In 1965, the Sovereign Grand Commander of the Supreme Council of France wanted to move into the sphere of British influence, against the majority opinion of the rest of the Order. He therefore left the Supreme Council of France to found in 1965 the Supreme Council for France, attached to the French National Grand Lodge (GLNF). He had to be re-initiated in the 33 degrees of the Rite. That is how this Grand Lodge came to hold the full system of degrees of the AASR or REAA.
Today, therefore, there are in France 3 legitimate Supreme Councils who manage this Rite:
- The Supreme Council of France (1804/1821) related to the Grand Lodge of France,
- The Supreme Council of the Ancient and Accepted Scottish Rite (1804/1815) related to the Grand Orient of France,
- The Supreme Council for France (1965) related to the French National Grand Lodge.
Curiously, the first three degrees of this Rite are in use mainly in the European Grand Lodges, with the exception of Israel and a few African Grand Lodges. The United States of America practices the 4th to 33rd degrees, with the exception of a few blue lodges in Louisiana which work the first 3 degrees of this Rite.
The full system has 33 degrees which are:
- Entered Apprentice
- Fellow Craft
- Master Mason
Lodges of Perfection
- Master Secret
- Perfect Master
- Intimate Secretary
- Provost and Judge
- Intendant of the Building
- Elu of the Nine
- Elu of Fifteen
- Elu of the Twelve
- Master Architect
- Royal Arch of Solomon
- Perfect Elu
- Knight of the East, of the Sword, or of the Eagle
- Prince of Jerusalem
- Knight of the East and West
- Knight Rose+Croix
Councils of Kadosh
- Grand Pontiff
- Master of the Symbolic Lodge
- Noachite, or Prussian Knight
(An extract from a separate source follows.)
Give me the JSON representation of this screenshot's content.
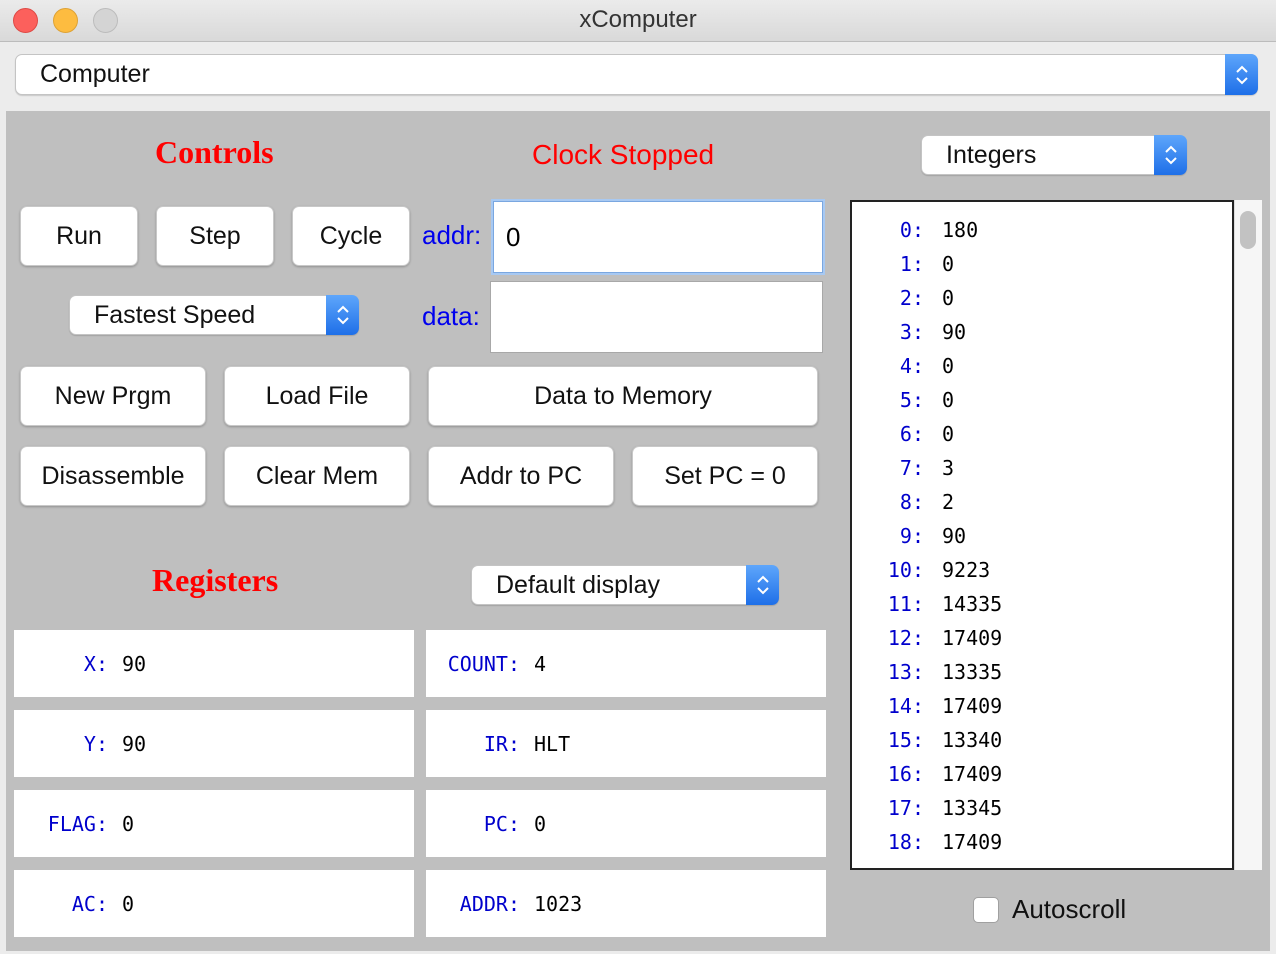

- Knight Royal Axe, Prince of Libanus
- Chief of the Tabernacle
- Prince of the Tabernacle
- Knight of the Brazen Serpent
- Prince of Mercy
- Knight Commander of the Temple
- Knight of the Sun, or Prince Adept
- Scottish Knight of Saint Andrew
- Knight of Kadosh, or Knight of the White and Black Eagle
- Grand Inspector Inquisitor
- Sublime Prince of the Royal Secret
- Sovereign Grand Inspector General
The Supreme Council is an assembly chaired by a Sovereign Grand Commander. It has between 9 and 33 members chosen from among those who have the 33rd degree. To know more about this Rite, we encourage you to read the “Manifesto of the Congress of Lausanne” and the “Circular throughout the Two Hemispheres,” which are founding documents of this order.